Whatâ€™s Hulu going to do? Sit there and wait? Whine about the blue boxes? Or do the practical thing and write software that delivers video to iPhone OS? The answer is obvious. Hulu doesnâ€™t care about whatâ€™s good for Adobe. They care about whatâ€™s good for Hulu. Hulu isnâ€™t a Flash site, itâ€™s a video site. Developers go where the users are.
I know we (in higher ed) rely on Flash for lots of stuff. Are we ready to pay attention to the shifts happening under our feet?
6 thoughts on “Flash Forward?”
Is there a demand for Flash in higher education? Not multimedia, but for Flash in particular?
On one level, the production level, I’m curious about how much Flash production campuses do in-house in 2010.
On the consumption level, how many academics are consciously fond of Flash as a delivery mechanism?
I’m not sure, but I’m beginning to suspect there’s not a lot of Flash backing in .edu.
Hi Bryan … In my shop quite a bit of Flash gets produced in the form of what I’ll call interactive exercises. Really a lot of simulation stuff. And in that case, I am curious as to how all this plays out. HTML 5 can do the video without much challenge, but the interactive stuff we drop into course materials is a whole other ball of wax.
Using Flash for video is neither here nor there. Flash’s strength is in its interactivity, and often it’s just easier to include video in that interactivity. Not many people realize Flash’s capabilities when it comes to math and complicated calculations such as gravitational effects. Here’s a rather simple example: http://www.johngrindall.com/maths/gravity/index.php
You right-click on the picture to add planets, then add a spaceship and click the animate button to see the effects of gravity on the spaceship. If more people in higher ed knew what Flash could do, I’m sure it would get used a lot more. It’s also difficult to find good Flash designers as it requires a good mix of art and coding skills. Most end up in the private sector and get paid very well for their skills if they’re any good.
Hi Pat … that’s my point with Flash — we use it for things that really make sense. I think the general public feels they need flash to watch Hulu, YouTube, and Vimeo — not to participate in complex simulations. The video guys will move t oHTML5 — and I think that is a great thing. What will we do *if*, and it is a big if, a device like the iPad becomes the ubiquitous computing device on campus? Is there a path around Flash? What kinds of runtimes can be produced that allow Flash activities to degrade elegantly?

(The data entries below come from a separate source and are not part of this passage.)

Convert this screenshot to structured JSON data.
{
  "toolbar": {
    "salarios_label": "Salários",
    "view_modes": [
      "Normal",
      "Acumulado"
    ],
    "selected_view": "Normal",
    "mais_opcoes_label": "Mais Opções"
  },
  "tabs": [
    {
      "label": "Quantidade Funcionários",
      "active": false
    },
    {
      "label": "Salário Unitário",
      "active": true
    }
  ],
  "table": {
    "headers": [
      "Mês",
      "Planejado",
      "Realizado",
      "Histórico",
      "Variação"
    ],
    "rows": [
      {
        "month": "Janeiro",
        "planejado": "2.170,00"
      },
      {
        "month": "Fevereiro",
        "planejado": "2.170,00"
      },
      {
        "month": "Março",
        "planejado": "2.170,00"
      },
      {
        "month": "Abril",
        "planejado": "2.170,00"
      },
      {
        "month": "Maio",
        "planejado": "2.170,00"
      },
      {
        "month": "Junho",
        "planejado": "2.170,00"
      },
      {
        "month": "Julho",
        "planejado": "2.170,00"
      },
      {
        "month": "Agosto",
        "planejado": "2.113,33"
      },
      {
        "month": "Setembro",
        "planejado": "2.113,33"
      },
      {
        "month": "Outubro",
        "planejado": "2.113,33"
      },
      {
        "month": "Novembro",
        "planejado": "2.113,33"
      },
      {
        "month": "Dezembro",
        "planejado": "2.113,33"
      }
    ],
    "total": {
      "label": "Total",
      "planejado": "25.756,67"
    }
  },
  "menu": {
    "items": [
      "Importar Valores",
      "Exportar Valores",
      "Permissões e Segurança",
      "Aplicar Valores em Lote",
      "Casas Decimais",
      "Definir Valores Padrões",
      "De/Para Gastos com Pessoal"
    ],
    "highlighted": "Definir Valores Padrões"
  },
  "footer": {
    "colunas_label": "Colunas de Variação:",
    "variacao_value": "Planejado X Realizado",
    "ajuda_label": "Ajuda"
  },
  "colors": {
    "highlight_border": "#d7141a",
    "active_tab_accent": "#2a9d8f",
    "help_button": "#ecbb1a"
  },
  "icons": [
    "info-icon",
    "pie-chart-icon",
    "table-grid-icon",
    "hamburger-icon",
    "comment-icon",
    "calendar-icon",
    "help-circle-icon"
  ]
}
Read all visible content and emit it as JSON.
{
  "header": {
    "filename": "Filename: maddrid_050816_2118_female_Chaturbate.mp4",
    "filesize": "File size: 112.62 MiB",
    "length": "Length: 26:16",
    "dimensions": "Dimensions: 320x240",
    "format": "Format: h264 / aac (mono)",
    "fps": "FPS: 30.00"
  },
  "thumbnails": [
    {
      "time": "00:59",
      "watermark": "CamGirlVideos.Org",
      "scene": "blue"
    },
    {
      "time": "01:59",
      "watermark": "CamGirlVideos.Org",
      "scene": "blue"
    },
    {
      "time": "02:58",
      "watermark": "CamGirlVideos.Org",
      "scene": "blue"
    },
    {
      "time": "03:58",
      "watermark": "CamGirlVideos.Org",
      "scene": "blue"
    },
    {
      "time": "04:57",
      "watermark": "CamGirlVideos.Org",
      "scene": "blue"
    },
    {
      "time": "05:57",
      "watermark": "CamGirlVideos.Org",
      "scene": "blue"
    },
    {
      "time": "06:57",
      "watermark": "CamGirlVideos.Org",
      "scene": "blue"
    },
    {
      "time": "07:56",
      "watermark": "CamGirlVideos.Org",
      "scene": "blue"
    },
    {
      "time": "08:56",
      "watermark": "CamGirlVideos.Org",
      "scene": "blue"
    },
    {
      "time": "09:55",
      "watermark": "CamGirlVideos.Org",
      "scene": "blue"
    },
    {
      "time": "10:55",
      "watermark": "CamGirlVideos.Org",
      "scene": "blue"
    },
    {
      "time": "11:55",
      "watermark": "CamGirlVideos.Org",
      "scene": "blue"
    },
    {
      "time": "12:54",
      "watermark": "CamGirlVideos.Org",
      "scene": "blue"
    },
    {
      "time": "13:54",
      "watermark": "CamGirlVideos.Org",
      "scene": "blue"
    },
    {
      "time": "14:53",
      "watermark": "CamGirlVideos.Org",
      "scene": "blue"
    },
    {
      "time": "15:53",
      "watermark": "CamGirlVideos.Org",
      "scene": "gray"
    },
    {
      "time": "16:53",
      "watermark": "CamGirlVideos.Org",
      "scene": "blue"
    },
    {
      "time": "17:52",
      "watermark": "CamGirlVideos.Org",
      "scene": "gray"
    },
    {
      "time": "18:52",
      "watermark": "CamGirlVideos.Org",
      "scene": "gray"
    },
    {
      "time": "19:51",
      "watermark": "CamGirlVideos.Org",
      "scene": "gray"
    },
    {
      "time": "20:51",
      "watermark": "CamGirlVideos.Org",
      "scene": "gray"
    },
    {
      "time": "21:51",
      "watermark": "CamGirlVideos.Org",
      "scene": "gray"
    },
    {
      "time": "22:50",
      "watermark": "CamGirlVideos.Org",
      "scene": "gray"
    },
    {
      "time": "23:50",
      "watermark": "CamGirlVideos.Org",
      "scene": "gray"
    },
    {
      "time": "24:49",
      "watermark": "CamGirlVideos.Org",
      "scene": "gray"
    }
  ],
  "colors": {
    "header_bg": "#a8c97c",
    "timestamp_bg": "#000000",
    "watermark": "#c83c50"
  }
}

Cole – I don’t think you need to worry. You can do a lot with the HTML 5 canvas ,Web Sockets, WebWorkers, and Storage APIs. CSS 3 is a major improvement over what’s available now.